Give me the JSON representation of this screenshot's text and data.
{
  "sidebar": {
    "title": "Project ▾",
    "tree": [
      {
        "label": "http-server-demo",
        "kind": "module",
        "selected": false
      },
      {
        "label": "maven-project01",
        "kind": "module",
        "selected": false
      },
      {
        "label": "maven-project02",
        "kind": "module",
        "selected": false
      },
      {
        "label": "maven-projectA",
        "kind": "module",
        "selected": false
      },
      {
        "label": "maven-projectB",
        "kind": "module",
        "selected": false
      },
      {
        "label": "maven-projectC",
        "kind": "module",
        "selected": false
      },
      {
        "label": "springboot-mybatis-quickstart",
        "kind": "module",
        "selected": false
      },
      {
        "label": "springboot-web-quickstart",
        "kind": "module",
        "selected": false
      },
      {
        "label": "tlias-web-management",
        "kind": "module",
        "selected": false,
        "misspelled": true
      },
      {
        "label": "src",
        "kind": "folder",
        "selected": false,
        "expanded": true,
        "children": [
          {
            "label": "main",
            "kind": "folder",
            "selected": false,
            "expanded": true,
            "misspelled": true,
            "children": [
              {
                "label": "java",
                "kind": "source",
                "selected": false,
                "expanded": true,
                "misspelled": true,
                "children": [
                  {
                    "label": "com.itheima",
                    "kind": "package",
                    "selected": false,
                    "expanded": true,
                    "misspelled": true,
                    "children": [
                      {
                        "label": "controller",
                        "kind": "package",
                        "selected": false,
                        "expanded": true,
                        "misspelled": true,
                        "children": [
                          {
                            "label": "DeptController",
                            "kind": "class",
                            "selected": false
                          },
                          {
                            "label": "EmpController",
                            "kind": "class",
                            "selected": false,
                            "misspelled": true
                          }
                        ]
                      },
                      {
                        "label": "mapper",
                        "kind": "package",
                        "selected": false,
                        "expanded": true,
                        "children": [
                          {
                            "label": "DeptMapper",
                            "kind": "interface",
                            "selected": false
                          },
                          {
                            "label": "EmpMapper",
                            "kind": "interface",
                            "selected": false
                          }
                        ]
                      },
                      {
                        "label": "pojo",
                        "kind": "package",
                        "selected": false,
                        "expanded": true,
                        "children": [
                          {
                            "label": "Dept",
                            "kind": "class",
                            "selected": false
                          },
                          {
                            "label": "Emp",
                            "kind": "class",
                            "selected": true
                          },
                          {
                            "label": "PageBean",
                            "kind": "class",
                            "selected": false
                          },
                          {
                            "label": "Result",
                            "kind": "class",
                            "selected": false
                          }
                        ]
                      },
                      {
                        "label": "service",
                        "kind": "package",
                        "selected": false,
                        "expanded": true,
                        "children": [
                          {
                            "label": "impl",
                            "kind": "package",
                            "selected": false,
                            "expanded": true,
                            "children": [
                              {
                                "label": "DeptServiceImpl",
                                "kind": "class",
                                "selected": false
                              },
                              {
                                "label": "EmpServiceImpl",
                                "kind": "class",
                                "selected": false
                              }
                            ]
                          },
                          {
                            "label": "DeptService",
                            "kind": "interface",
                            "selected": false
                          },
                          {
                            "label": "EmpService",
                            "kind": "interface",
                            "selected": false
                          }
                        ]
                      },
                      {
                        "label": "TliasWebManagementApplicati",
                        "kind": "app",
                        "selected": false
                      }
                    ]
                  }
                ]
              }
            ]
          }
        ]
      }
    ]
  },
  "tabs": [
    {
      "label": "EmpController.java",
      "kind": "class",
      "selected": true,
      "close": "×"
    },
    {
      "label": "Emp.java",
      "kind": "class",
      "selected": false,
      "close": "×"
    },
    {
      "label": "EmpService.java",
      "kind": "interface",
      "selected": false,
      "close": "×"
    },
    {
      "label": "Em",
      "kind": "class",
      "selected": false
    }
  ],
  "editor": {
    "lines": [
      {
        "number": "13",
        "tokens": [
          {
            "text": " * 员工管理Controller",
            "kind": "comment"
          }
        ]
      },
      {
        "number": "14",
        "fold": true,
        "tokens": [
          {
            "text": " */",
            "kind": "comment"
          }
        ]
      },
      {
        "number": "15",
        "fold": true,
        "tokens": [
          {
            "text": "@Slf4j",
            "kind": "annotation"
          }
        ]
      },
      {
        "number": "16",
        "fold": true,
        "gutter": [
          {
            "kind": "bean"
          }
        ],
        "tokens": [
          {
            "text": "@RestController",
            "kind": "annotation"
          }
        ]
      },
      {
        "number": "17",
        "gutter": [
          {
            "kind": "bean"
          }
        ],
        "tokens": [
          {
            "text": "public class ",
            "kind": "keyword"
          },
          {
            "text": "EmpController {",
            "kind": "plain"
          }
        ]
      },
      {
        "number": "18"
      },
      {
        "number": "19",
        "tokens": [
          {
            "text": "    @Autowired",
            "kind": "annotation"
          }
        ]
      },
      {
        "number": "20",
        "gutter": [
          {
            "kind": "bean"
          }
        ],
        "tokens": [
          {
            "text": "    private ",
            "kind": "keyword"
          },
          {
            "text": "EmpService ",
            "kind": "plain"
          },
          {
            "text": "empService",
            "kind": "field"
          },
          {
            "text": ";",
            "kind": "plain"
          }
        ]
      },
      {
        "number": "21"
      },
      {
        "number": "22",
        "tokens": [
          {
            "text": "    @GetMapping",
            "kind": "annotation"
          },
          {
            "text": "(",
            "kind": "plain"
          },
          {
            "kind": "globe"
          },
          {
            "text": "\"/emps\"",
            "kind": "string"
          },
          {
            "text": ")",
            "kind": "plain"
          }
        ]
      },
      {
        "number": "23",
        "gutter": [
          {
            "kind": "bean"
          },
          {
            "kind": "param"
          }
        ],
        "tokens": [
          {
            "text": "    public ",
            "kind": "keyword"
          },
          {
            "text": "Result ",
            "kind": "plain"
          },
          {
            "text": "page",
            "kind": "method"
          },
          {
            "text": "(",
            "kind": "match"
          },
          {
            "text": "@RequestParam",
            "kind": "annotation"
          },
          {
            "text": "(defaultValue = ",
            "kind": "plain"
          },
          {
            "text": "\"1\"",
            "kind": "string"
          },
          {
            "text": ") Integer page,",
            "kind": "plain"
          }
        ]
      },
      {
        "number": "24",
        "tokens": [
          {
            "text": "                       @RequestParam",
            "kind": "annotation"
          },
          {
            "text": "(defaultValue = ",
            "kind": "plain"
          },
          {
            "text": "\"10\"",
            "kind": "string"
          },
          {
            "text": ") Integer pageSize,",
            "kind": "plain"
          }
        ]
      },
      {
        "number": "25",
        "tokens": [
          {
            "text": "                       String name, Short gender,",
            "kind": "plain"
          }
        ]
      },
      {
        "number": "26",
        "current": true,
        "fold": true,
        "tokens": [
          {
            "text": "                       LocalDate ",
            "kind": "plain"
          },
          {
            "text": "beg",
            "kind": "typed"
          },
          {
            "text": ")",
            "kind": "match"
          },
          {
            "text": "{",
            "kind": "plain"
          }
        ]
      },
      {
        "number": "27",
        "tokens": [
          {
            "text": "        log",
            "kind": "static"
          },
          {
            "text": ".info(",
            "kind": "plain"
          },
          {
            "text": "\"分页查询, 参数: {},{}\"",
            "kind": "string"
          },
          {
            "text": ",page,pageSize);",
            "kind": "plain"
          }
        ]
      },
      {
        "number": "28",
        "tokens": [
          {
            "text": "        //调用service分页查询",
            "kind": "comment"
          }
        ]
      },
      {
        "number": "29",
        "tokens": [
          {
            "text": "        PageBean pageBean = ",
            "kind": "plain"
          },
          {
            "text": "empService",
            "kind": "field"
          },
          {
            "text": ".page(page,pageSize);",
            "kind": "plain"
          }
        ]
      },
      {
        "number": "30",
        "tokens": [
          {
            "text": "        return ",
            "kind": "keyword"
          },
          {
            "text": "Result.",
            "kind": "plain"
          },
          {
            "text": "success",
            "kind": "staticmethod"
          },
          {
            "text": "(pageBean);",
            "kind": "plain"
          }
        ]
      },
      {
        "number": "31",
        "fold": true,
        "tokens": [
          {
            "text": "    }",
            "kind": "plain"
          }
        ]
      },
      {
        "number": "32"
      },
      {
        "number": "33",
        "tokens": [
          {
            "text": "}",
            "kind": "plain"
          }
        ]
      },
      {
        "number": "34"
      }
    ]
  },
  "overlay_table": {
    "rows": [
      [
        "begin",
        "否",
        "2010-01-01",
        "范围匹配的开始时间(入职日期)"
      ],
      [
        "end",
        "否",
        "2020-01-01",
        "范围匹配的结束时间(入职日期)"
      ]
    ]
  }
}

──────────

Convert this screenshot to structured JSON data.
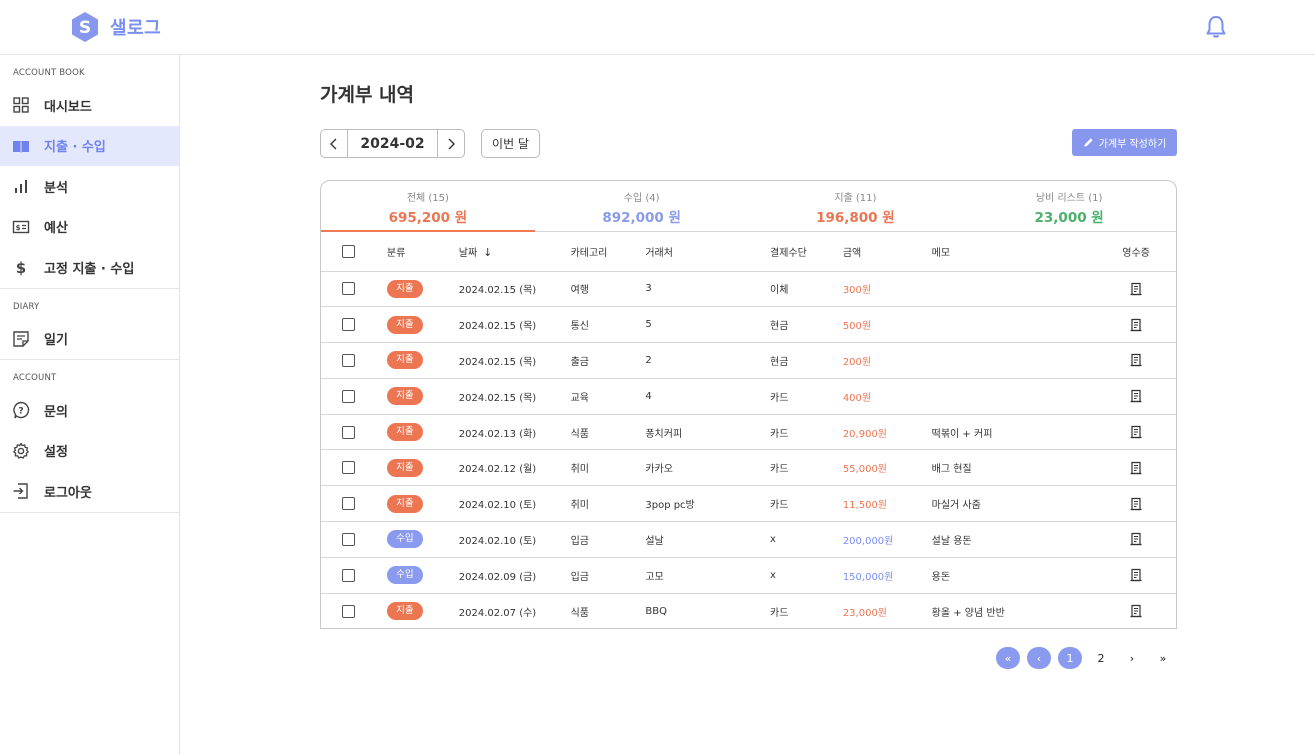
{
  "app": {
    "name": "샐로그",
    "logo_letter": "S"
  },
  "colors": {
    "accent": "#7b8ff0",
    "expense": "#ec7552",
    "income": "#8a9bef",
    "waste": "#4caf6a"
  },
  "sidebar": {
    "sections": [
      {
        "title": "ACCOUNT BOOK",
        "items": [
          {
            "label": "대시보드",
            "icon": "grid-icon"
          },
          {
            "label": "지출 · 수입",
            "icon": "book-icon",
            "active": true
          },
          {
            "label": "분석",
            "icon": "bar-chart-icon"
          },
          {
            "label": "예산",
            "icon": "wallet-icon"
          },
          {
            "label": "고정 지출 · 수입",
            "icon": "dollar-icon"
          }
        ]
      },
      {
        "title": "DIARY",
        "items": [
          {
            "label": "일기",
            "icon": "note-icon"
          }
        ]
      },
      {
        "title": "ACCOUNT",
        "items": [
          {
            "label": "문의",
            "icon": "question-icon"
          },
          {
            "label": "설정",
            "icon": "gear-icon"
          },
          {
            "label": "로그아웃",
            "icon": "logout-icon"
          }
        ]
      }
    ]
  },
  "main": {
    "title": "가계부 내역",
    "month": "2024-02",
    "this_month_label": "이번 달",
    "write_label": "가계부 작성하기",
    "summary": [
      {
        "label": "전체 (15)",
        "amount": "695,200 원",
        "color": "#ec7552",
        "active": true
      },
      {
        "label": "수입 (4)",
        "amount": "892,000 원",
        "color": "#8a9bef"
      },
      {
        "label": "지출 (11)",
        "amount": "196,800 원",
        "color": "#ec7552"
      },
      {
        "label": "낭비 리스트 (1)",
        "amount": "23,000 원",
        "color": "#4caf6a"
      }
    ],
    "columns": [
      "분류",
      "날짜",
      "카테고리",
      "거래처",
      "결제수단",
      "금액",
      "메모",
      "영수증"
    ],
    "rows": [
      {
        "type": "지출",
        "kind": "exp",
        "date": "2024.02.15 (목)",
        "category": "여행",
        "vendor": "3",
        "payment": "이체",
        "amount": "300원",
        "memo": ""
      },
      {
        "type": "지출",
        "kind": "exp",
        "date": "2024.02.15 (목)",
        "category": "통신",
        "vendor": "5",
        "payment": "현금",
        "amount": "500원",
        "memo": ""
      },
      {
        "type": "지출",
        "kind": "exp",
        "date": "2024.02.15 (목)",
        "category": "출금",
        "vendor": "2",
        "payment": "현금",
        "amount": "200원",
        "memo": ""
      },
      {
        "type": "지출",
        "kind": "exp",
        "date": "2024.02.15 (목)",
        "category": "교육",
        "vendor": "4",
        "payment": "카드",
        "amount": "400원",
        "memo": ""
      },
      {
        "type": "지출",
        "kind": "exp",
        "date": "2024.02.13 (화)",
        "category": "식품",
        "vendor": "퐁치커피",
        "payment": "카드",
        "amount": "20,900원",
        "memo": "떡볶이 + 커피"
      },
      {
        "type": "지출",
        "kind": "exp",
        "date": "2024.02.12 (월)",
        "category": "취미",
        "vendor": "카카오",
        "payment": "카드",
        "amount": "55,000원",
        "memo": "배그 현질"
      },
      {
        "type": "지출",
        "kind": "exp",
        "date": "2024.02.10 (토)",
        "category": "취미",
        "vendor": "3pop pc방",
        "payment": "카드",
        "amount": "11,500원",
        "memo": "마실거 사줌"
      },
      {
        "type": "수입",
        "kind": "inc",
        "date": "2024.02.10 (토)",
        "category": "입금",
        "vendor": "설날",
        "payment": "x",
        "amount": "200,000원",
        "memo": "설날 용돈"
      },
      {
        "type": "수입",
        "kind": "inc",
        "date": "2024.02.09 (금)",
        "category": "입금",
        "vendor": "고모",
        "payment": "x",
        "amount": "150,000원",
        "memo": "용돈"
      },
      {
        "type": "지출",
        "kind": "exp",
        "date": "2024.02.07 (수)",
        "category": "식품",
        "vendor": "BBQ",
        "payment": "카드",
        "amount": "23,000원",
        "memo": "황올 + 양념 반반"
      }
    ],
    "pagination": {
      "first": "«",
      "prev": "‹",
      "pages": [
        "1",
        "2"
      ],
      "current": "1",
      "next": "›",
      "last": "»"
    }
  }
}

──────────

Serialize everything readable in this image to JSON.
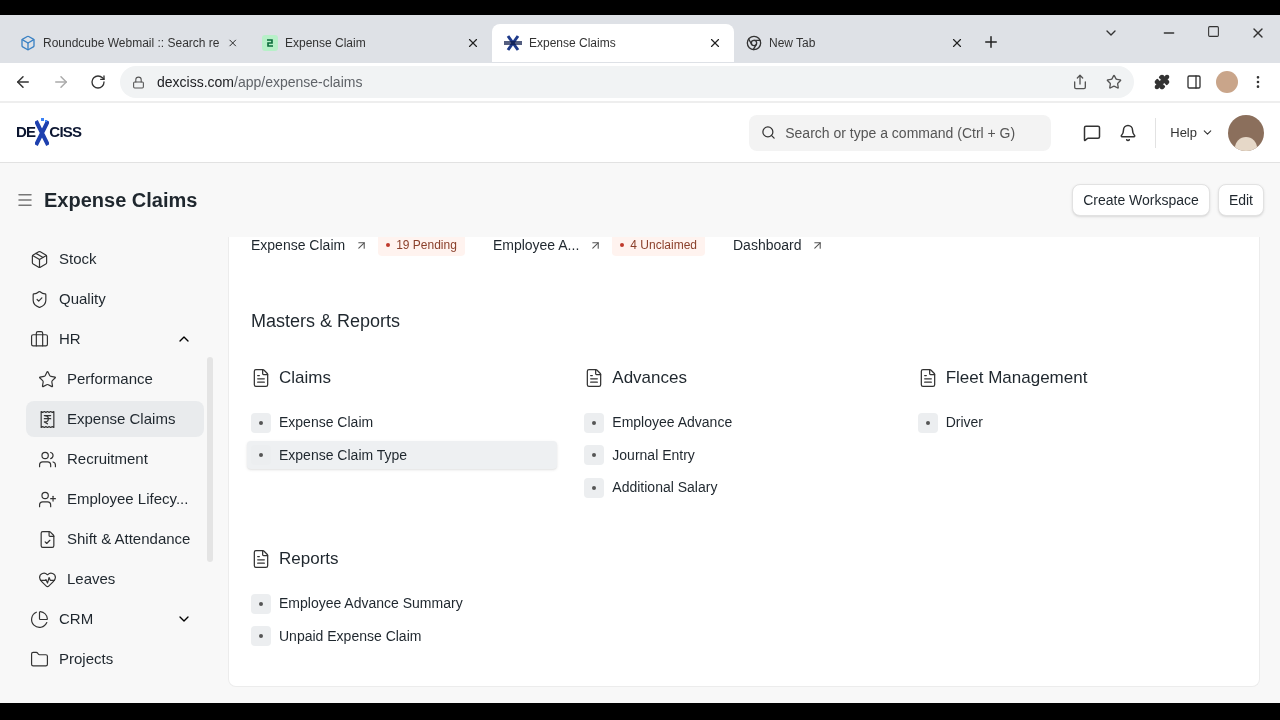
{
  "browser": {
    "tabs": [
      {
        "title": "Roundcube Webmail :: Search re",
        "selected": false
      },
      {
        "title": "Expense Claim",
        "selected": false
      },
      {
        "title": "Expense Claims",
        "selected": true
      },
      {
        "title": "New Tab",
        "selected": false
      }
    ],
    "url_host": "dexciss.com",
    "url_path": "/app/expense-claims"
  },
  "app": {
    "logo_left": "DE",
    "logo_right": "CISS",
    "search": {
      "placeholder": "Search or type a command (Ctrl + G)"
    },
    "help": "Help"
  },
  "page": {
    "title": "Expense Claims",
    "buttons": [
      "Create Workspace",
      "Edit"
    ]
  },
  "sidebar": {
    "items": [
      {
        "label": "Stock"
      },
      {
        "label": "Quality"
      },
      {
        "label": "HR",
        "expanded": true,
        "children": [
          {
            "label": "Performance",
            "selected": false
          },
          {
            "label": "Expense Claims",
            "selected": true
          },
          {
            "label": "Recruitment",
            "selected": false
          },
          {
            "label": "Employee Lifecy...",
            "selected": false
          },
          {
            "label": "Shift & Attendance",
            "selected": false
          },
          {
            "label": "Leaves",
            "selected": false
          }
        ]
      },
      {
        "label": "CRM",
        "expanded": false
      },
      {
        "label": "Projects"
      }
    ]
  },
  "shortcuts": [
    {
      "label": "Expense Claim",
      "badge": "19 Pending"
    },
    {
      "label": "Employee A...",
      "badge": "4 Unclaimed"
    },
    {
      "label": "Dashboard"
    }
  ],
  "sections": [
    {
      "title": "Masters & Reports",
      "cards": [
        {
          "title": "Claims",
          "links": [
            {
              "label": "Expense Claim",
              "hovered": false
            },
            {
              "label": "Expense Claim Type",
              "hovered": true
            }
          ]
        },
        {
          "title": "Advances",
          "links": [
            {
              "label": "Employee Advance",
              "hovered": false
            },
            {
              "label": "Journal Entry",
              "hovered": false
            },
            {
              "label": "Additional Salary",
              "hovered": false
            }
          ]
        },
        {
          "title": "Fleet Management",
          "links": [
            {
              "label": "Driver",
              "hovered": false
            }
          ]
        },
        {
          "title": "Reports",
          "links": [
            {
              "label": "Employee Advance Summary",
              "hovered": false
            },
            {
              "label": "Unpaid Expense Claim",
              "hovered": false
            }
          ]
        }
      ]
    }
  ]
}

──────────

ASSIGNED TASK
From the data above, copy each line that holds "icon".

REPLY TO THE EXERCISE
            "icon": "grid-icon"
            "icon": "book-icon",
            "icon": "bar-chart-icon"
            "icon": "wallet-icon"
            "icon": "dollar-icon"
            "icon": "note-icon"
            "icon": "question-icon"
            "icon": "gear-icon"
            "icon": "logout-icon"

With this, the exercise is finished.